(Stored data entries)
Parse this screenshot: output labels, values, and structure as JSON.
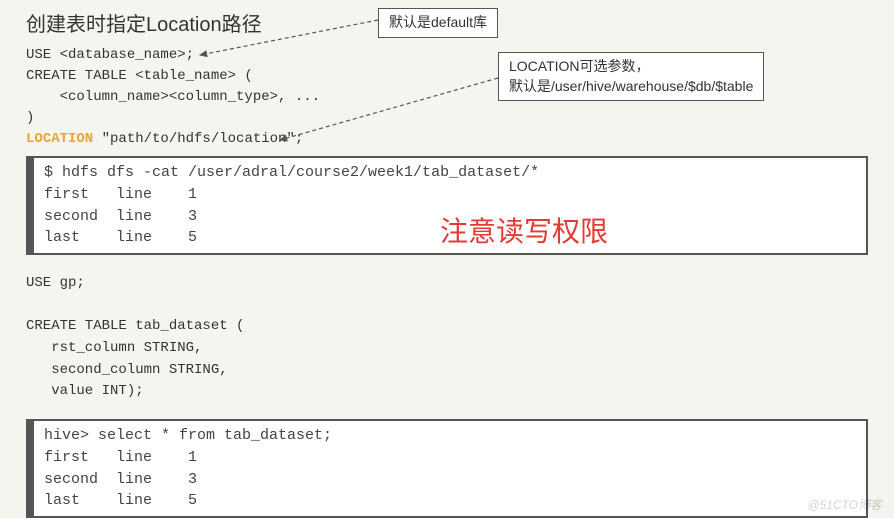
{
  "title": "创建表时指定Location路径",
  "code1": {
    "l1": "USE <database_name>;",
    "l2": "CREATE TABLE <table_name> (",
    "l3": "    <column_name><column_type>, ...",
    "l4": ")",
    "l5_kw": "LOCATION",
    "l5_rest": " \"path/to/hdfs/location\";"
  },
  "anno1": "默认是default库",
  "anno2_l1": "LOCATION可选参数，",
  "anno2_l2": "默认是/user/hive/warehouse/$db/$table",
  "terminal1": "$ hdfs dfs -cat /user/adral/course2/week1/tab_dataset/*\nfirst   line    1\nsecond  line    3\nlast    line    5",
  "warning": "注意读写权限",
  "code2": "USE gp;\n\nCREATE TABLE tab_dataset (\n   rst_column STRING,\n   second_column STRING,\n   value INT);",
  "terminal2": "hive> select * from tab_dataset;\nfirst   line    1\nsecond  line    3\nlast    line    5",
  "watermark": "@51CTO博客"
}
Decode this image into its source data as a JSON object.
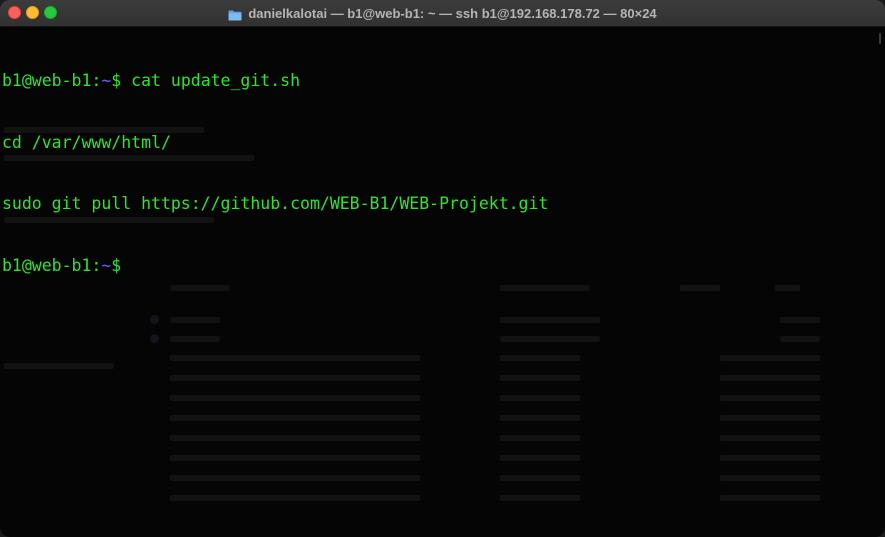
{
  "window": {
    "title": "danielkalotai — b1@web-b1: ~ — ssh b1@192.168.178.72 — 80×24",
    "title_icon": "folder-icon",
    "colors": {
      "close": "#fe5f57",
      "minimize": "#febc2e",
      "maximize": "#28c840",
      "text": "#2ce62c",
      "tilde": "#6c5cff",
      "background": "#050505"
    }
  },
  "terminal": {
    "lines": [
      {
        "user": "b1@web-b1:",
        "tilde": "~",
        "symbol": "$ ",
        "command": "cat update_git.sh"
      },
      {
        "text": "cd /var/www/html/"
      },
      {
        "text": "sudo git pull https://github.com/WEB-B1/WEB-Projekt.git"
      },
      {
        "user": "b1@web-b1:",
        "tilde": "~",
        "symbol": "$ ",
        "command": ""
      }
    ]
  }
}
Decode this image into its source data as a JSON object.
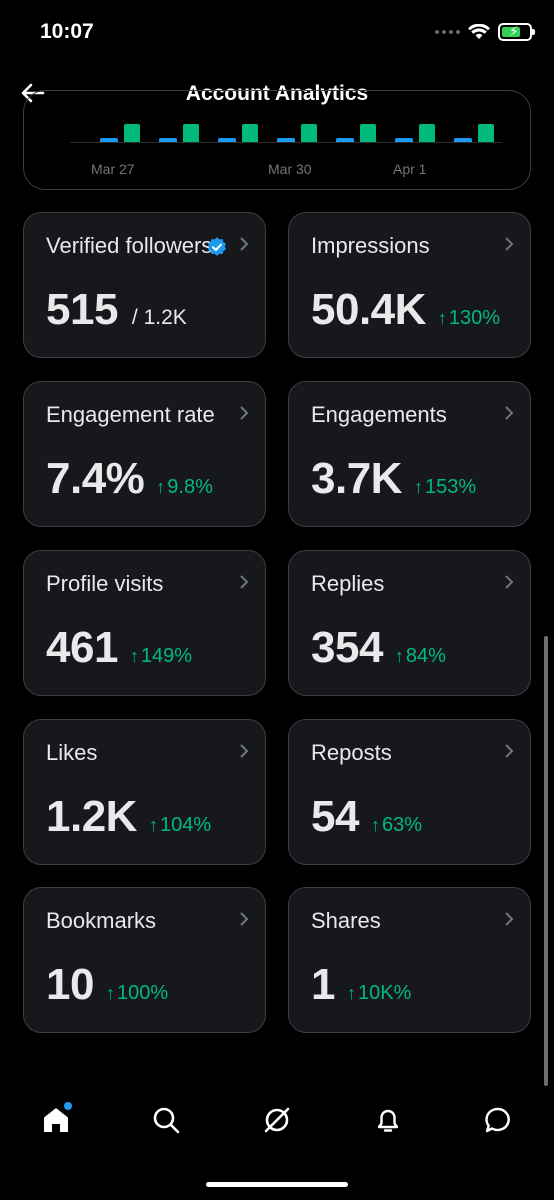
{
  "status_bar": {
    "time": "10:07"
  },
  "header": {
    "title": "Account Analytics"
  },
  "chart": {
    "x_ticks": [
      "Mar 27",
      "Mar 30",
      "Apr 1"
    ],
    "colors": {
      "previous": "#1d9bf0",
      "current": "#00ba7c"
    }
  },
  "cards": [
    {
      "label": "Verified followers",
      "value": "515",
      "sub": "/ 1.2K",
      "change": "",
      "verified": true
    },
    {
      "label": "Impressions",
      "value": "50.4K",
      "sub": "",
      "change": "130%"
    },
    {
      "label": "Engagement rate",
      "value": "7.4%",
      "sub": "",
      "change": "9.8%"
    },
    {
      "label": "Engagements",
      "value": "3.7K",
      "sub": "",
      "change": "153%"
    },
    {
      "label": "Profile visits",
      "value": "461",
      "sub": "",
      "change": "149%"
    },
    {
      "label": "Replies",
      "value": "354",
      "sub": "",
      "change": "84%"
    },
    {
      "label": "Likes",
      "value": "1.2K",
      "sub": "",
      "change": "104%"
    },
    {
      "label": "Reposts",
      "value": "54",
      "sub": "",
      "change": "63%"
    },
    {
      "label": "Bookmarks",
      "value": "10",
      "sub": "",
      "change": "100%"
    },
    {
      "label": "Shares",
      "value": "1",
      "sub": "",
      "change": "10K%"
    }
  ],
  "change_arrow": "↑",
  "tabs": [
    "home-icon",
    "search-icon",
    "grok-icon",
    "notifications-icon",
    "messages-icon"
  ],
  "accent_color": "#1d9bf0",
  "positive_color": "#00ba7c"
}
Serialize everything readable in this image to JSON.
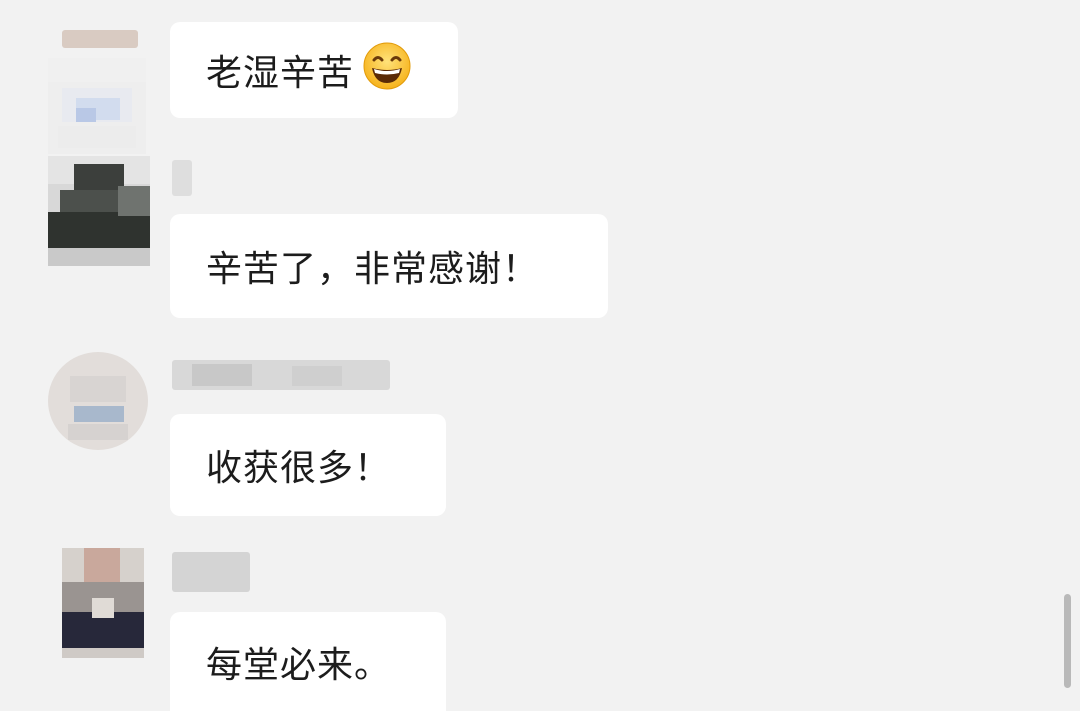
{
  "messages": [
    {
      "text": "老湿辛苦",
      "icon": "grinning-face-emoji"
    },
    {
      "text": "辛苦了，非常感谢！"
    },
    {
      "text": "收获很多！"
    },
    {
      "text": "每堂必来。"
    }
  ],
  "colors": {
    "background": "#f2f2f2",
    "bubble": "#ffffff",
    "text": "#1c1c1c",
    "scrollbar": "#b9b9b9"
  }
}
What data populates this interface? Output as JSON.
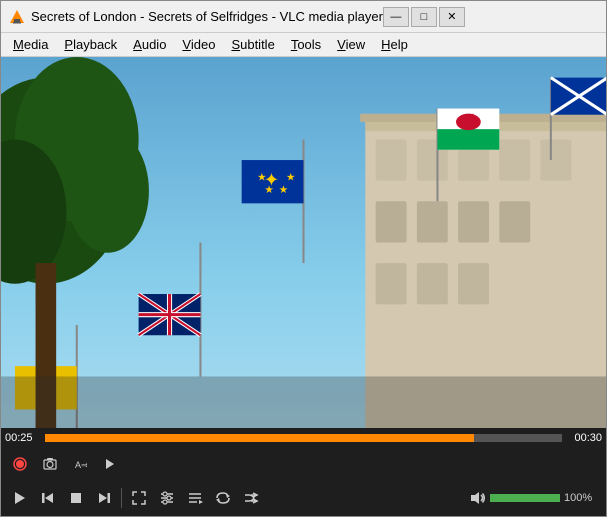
{
  "window": {
    "title": "Secrets of London - Secrets of Selfridges - VLC media player",
    "icon": "▶"
  },
  "titlebar": {
    "minimize": "—",
    "maximize": "□",
    "close": "✕"
  },
  "menu": {
    "items": [
      {
        "id": "media",
        "label": "Media",
        "underline": "M"
      },
      {
        "id": "playback",
        "label": "Playback",
        "underline": "P"
      },
      {
        "id": "audio",
        "label": "Audio",
        "underline": "A"
      },
      {
        "id": "video",
        "label": "Video",
        "underline": "V"
      },
      {
        "id": "subtitle",
        "label": "Subtitle",
        "underline": "S"
      },
      {
        "id": "tools",
        "label": "Tools",
        "underline": "T"
      },
      {
        "id": "view",
        "label": "View",
        "underline": "V"
      },
      {
        "id": "help",
        "label": "Help",
        "underline": "H"
      }
    ]
  },
  "player": {
    "time_current": "00:25",
    "time_total": "00:30",
    "progress_percent": 83,
    "volume_percent": 100,
    "volume_label": "100%"
  },
  "controls_row1": {
    "record_title": "Record",
    "snapshot_title": "Take snapshot",
    "loop_title": "Loop",
    "play_title": "Play"
  },
  "controls_row2": {
    "play_title": "Play",
    "prev_title": "Previous",
    "stop_title": "Stop",
    "next_title": "Next",
    "fullscreen_title": "Toggle fullscreen",
    "extended_title": "Show extended settings",
    "playlist_title": "Show playlist",
    "loop_title": "Toggle loop",
    "random_title": "Toggle random"
  },
  "colors": {
    "accent_orange": "#ff8800",
    "volume_green": "#4CAF50",
    "record_red": "#ff4444",
    "bg_dark": "#1e1e1e",
    "progress_bg": "#555"
  }
}
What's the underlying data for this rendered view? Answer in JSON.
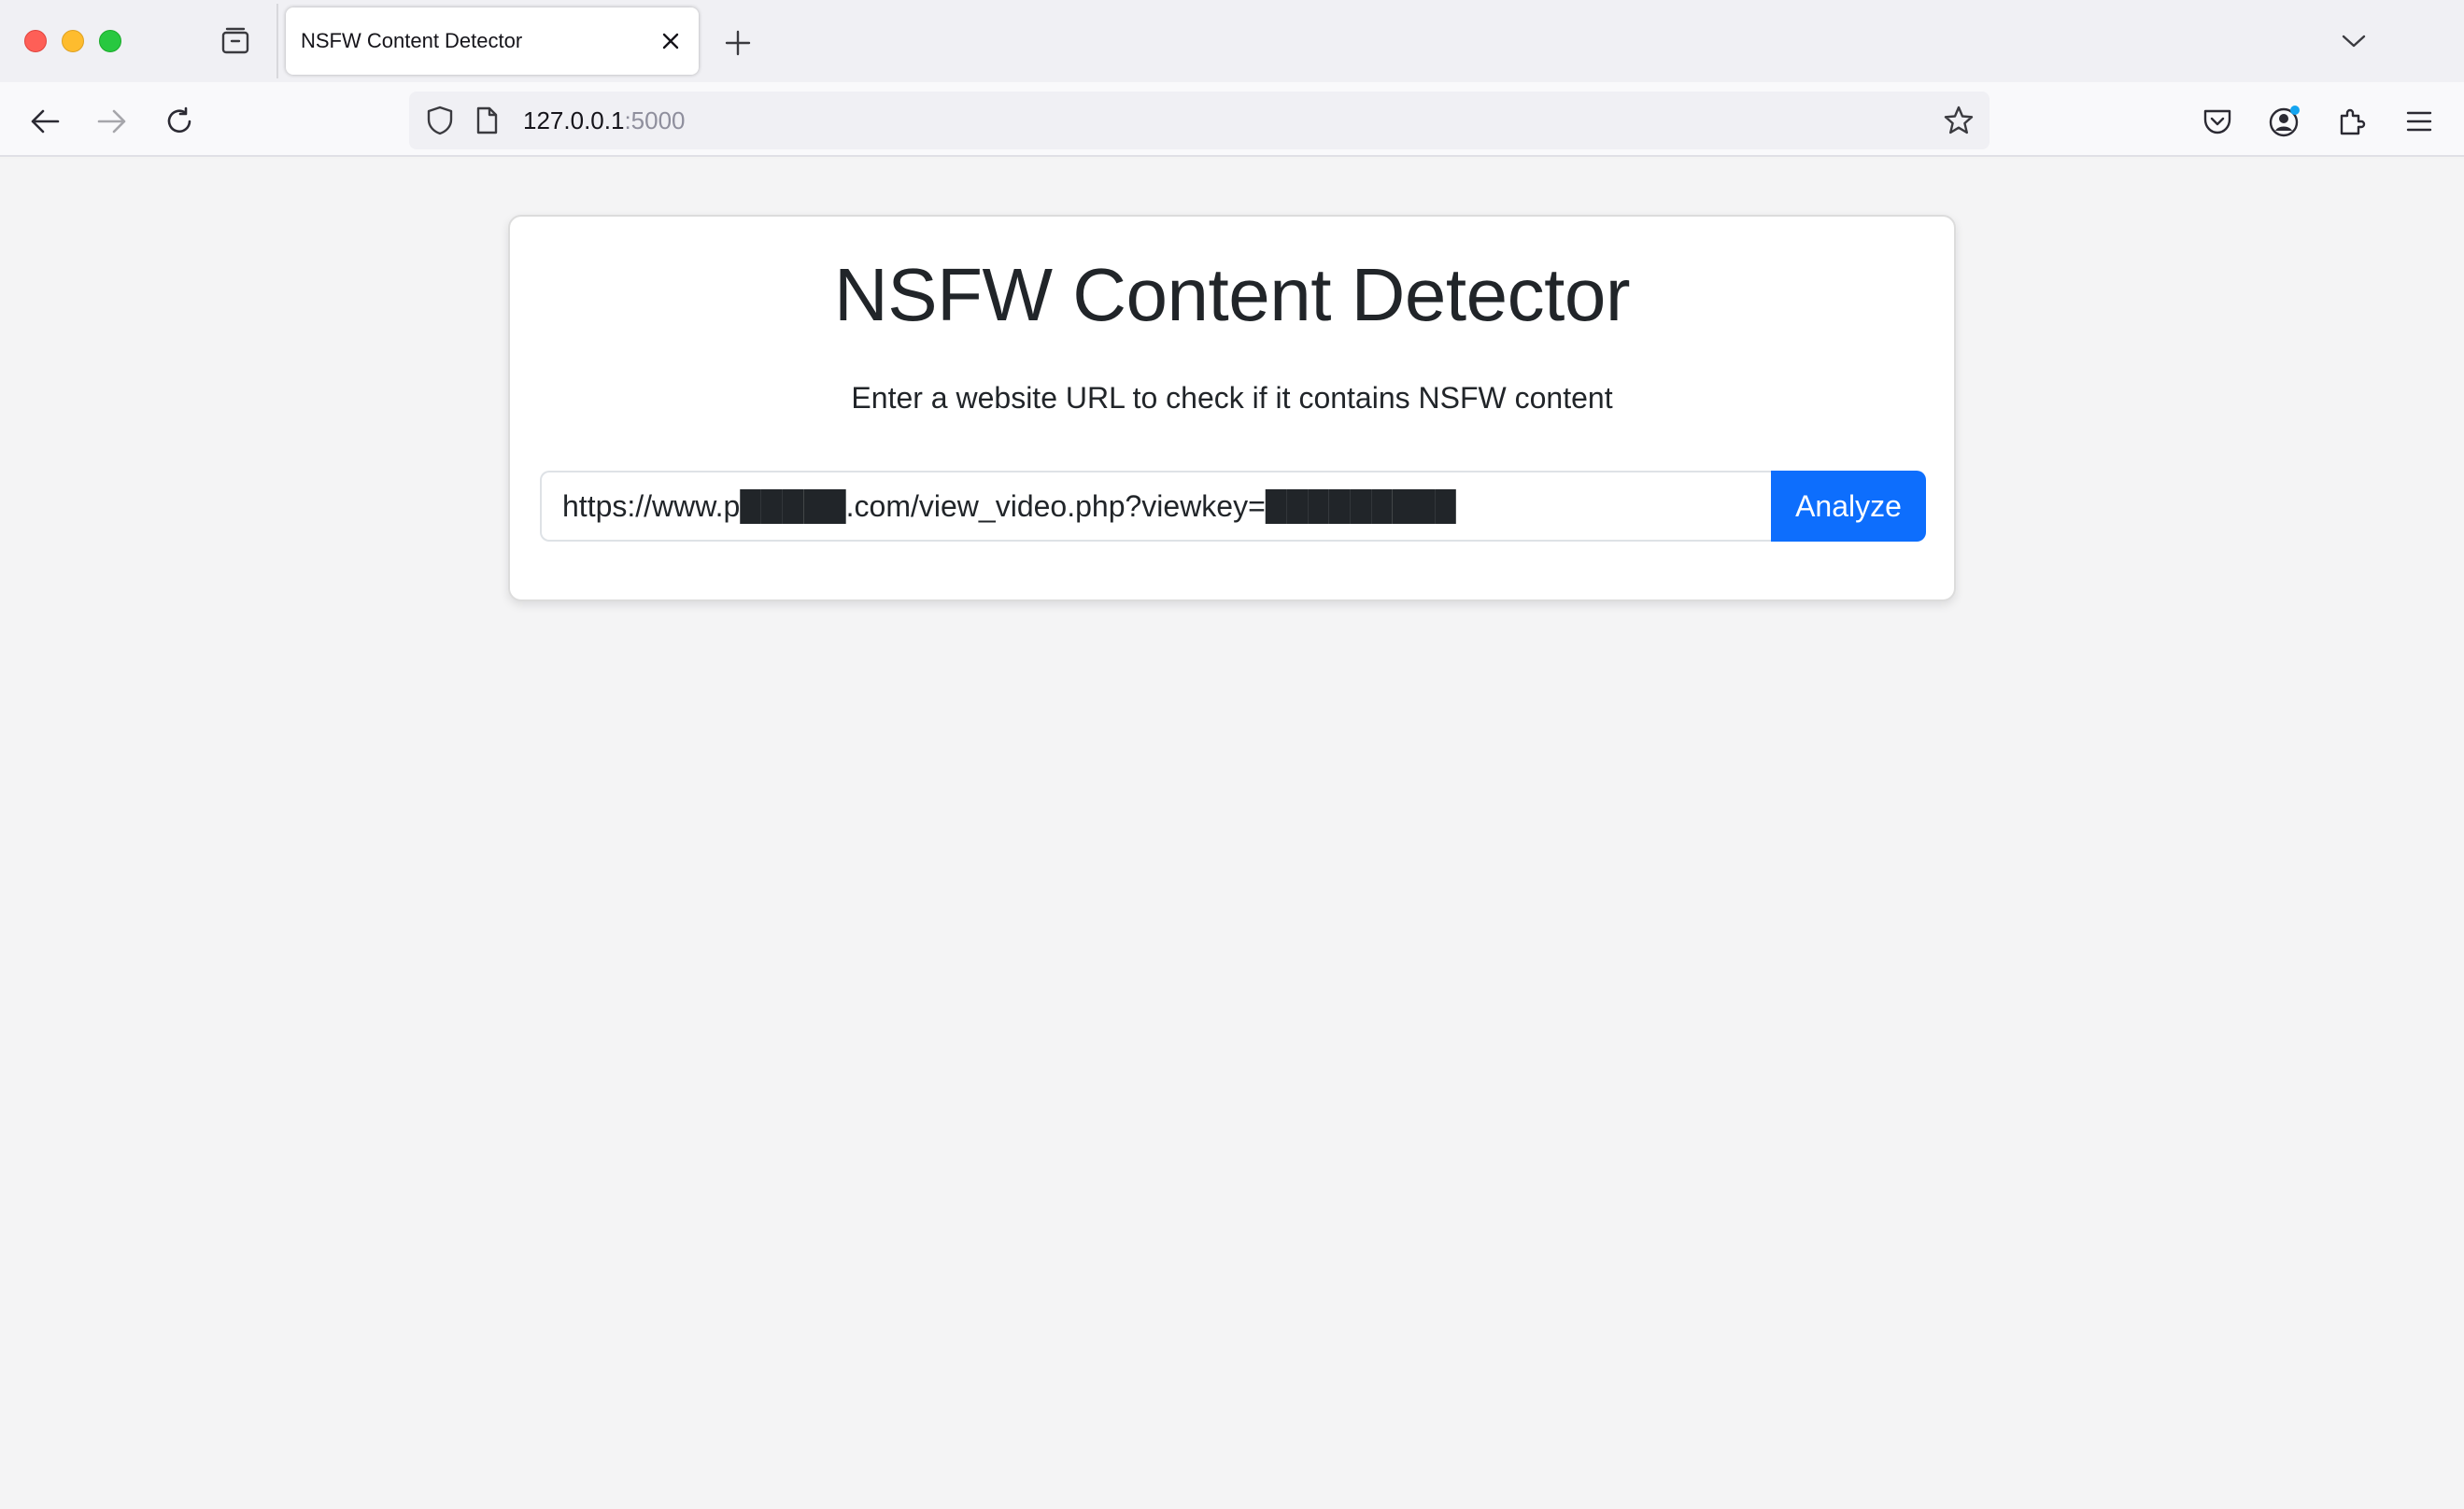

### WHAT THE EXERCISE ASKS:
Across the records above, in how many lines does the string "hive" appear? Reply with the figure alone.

### ANSWER FOR THIS EXERCISE:
2